What is a dealer additive sticker on a car?

This is part of our Car Buyer’s Glossary series which details all the terms you need to know whether you’re buying a new or used car from a dealership.

What is the difference between the MSRP and an endorsement sticker?

Excellent question. From a car buyer’s perspective, none of these things should be a factor in any of your negotiations. The Manufacturer’s Suggested Retail Price is technically what a manufacturer thinks a dealership should charge for a vehicle, but as you well know, in the real world, cars sell for whatever a buyer can get from a dealer. Whether it is well below or well above MSRP is down to supply and demand, as well as the bargaining skills of the buyer.

With that in mind, the dealership addendum sticker is something the dealership adds, usually alongside the Monroney sticker that lists the MSRP, destination charges, and other useful information. The addendum indicates the parts or services that the dealer added to the vehicle before putting it on sale. Parts could be running boards or floor mats, and services could be applying a paint protector or adding a security system. This is also where the reseller will list any markup.

What is a dealer margin?

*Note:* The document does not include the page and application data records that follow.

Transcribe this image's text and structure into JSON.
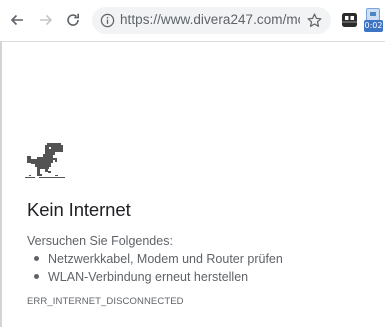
{
  "browser": {
    "url": "https://www.divera247.com/mon...",
    "extension_badge_text": "0:02"
  },
  "icons": {
    "back": "arrow-left-icon",
    "forward": "arrow-right-icon",
    "reload": "reload-icon",
    "info": "info-icon",
    "bookmark": "star-icon",
    "extension": "extension-icon",
    "timer_extension": "timer-extension-icon",
    "dino": "offline-dinosaur-icon"
  },
  "error_page": {
    "heading": "Kein Internet",
    "suggestions_intro": "Versuchen Sie Folgendes:",
    "suggestions": [
      "Netzwerkkabel, Modem und Router prüfen",
      "WLAN-Verbindung erneut herstellen"
    ],
    "error_code": "ERR_INTERNET_DISCONNECTED"
  },
  "colors": {
    "text_primary": "#202124",
    "text_secondary": "#5f6368",
    "omnibox_bg": "#f1f3f4",
    "badge_bg": "#3d74c4"
  }
}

This is an adjustment to the asking price made by the dealer that either reflects actual demand for a very hot vehicle (or even slightly lukewarm vehicles in the Covid era) or a tactic to move the goalposts in the negociation. Nothing prevents dealers from branding cars, but manufacturers generally frown upon it and may even take various measures to discourage it.

What do you mean by moving the goal posts?

Well, no matter what is actually stated on the addendum sticker, there is no law regarding how much the dealer can charge for a particular item or markup. They could claim that a set of running boards is worth $200,000 if they wanted to (accessories are often a key profit source for dealers and salespeople). The dealer markup can be reasonable or ridiculous. At some level, unless you blindly pay the full price listed on the addendum sticker, it doesn’t matter.

The psychological tactic here is that the higher the starting point for trading, the more likely you are to believe that the price you manage to negotiate is fair. If the dealer’s total profit margin is $5,000 and you tell him $7,000, that seems like a win. But if the actual value of the vehicle is $12,000 less than the dealer’s asking price, based on actual transaction data at your location, you think you got a good deal, but in reality, you just did a lap.

sale buy car dealership business auto retail dealership deal finance car dealership sign vehicle car transportation transportation

So the dealership addendum is fundamentally wrong?

Well, not really – but it depends. Sounds like a far-fetched answer, but that’s only because dealer add-ons are a deceitful topic. Physical accessories added by the dealer have intrinsic value – that value is what you and the dealer agree on. But some line items on an addendum sticker may be wrong. Charges for washing the car before delivery? The dealership shouldn’t pass it on to you — it’s part of the business! It’s like the dealership charging you for the gas you spend to get to the dealership in the morning.

We can’t tell you what a particular endorsement line item is worth, or if it’s fake, so you’ll need to use common sense here. And remember not to get caught up in haggling over the value of a dealer-added roof rack and ignoring the overall price. If you save $50 on the roof rack but get hosed down for another $2,000 elsewhere in the deal, you’ve been tricked into the exact psychological trick the dealership is counting on.

We’re not saying you can trade every vehicle, no matter how popular, for less than the price listed on the addendum sticker. Some very limited production, high demand cars could legitimately sell for the total of what’s on the addendum including the markup (or, again, cars sold in low supply situations). But your best bet is to do your homework and find a different benchmark to base your negotiations on.

So what price should I offer the dealership?

It’s another Pandora’s box, but the quick answer is that you’ll want to compare dealer invoice prices with actual sales information. You can view and compare invoice prices using Autoblogs Car comparison tool.

You’ll use these values ​​to determine your “participation” number – a price you won’t go over to buy the car. Now, you’ll want to consider the extra gear listed on the addendum, but you can almost certainly ignore the inflated prices listed next to them. Some search sites list prices for factory-installed options, but dealer-installed options are kind of the Wild West—anything goes. So consider all of the circumstances and then use your best judgment to set your budget.

And remember: the car dealership is a business that expects to make a profit, and that’s fair. But there’s no reason you had to pay After what is right. Good luck with your shopping!